Laksmi has since officiated in the Under-19 Cooch Behar Trophy for boys and women's domestic games across all categories. She also has overseen three women's ODI matches and three women's T20I matches. At the recently concluded Women's T20 Challenge at Jaipur, she officiated all four matches as the match referee.

Speaking to ESPNCricinfo about the challenges of being a female match referee, she said, "Prejudice about the cricketing acumen of women is the biggest and the only challenge. You could sense that apprehension among the boys and the male match officials. Something like, "Aurat hain… kar payegi bhi ya nahin (She is a woman. Can she even do the job)?' But after observing me in the first few games, and how I go about my job, all those doubts dissipated. I don't think now when I walk out to officiate in men's games, I don't sense that "aurat-mard" (man-woman) kind of discrimination."

Lakshmi also says there are no special perks for being a female match official. "Whether you're a man or a woman, doesn't matter. It's all about how well you're doing your job. I have had nothing come easy to me just because I'm a female match referee."

Also, speaking to ESPNCricinfo about her ambitions, she said, "I want to officiate in the Women's World Cup, both the ODI and T20I tournaments, especially in the final. Cricket, and more specifically women's cricket, has got me to where I am today, so my heart is still with the women's game. But having refereed in men's games, too, I'd also love to officiate in a men's multi-team tournament run by the ICC."

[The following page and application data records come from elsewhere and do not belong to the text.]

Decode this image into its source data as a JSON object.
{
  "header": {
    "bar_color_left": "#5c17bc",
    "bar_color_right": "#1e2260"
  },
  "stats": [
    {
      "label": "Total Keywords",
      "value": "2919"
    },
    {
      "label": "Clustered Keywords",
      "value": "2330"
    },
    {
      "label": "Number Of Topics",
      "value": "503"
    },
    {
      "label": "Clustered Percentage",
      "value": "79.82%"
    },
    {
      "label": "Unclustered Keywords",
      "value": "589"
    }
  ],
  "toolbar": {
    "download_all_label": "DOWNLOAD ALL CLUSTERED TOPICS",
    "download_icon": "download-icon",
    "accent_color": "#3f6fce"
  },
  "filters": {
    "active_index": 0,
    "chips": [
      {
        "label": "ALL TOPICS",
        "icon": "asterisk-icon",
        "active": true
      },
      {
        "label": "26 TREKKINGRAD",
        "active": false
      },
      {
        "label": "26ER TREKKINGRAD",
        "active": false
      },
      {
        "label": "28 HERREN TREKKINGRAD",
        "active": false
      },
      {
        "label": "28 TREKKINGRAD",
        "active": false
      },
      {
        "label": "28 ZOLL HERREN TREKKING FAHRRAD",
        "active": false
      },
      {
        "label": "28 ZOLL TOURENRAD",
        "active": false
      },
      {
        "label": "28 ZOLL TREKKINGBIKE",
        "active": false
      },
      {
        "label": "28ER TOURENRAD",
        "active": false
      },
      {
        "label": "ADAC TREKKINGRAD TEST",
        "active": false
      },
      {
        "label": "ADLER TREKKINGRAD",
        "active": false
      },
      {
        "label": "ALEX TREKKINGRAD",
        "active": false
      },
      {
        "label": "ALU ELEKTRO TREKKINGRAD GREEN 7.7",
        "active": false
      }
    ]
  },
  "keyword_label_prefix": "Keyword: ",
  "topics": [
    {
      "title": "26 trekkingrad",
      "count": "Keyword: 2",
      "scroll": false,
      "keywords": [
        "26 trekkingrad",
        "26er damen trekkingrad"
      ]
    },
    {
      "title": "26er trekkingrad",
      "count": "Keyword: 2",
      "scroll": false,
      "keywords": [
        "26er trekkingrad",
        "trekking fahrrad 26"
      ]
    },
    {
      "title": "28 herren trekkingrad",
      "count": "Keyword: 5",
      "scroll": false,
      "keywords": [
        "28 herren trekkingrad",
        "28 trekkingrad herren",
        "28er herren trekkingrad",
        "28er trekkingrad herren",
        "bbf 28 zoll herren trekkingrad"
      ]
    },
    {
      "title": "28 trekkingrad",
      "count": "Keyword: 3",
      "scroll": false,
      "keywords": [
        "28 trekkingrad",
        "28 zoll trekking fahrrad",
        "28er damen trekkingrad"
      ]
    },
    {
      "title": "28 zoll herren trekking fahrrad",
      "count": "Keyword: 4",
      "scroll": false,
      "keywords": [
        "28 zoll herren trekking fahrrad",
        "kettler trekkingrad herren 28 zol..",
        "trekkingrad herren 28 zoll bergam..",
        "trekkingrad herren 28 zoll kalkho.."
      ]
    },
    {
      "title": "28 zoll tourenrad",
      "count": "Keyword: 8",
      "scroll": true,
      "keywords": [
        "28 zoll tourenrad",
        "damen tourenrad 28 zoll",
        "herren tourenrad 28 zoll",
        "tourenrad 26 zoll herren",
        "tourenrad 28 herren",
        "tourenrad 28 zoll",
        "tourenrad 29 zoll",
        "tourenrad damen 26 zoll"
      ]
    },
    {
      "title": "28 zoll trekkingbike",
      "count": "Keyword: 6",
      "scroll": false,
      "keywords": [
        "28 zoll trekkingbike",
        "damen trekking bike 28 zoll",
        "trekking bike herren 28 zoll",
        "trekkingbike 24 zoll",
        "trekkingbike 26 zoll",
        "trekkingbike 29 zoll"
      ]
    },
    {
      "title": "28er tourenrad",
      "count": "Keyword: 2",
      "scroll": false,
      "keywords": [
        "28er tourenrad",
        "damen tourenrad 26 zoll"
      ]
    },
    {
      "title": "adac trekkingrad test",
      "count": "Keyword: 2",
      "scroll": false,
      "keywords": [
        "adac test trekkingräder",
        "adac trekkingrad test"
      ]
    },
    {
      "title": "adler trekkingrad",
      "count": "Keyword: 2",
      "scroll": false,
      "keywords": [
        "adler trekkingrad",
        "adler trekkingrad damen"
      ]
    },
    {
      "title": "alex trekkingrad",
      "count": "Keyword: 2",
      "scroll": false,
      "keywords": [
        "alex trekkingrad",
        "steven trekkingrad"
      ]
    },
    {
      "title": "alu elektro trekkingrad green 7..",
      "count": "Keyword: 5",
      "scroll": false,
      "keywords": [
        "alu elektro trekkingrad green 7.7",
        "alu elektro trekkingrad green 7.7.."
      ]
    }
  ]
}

She also spoke about the inspiring young women to overcome all the barriers and explore the opportunities the game offers even after engaging in active family life.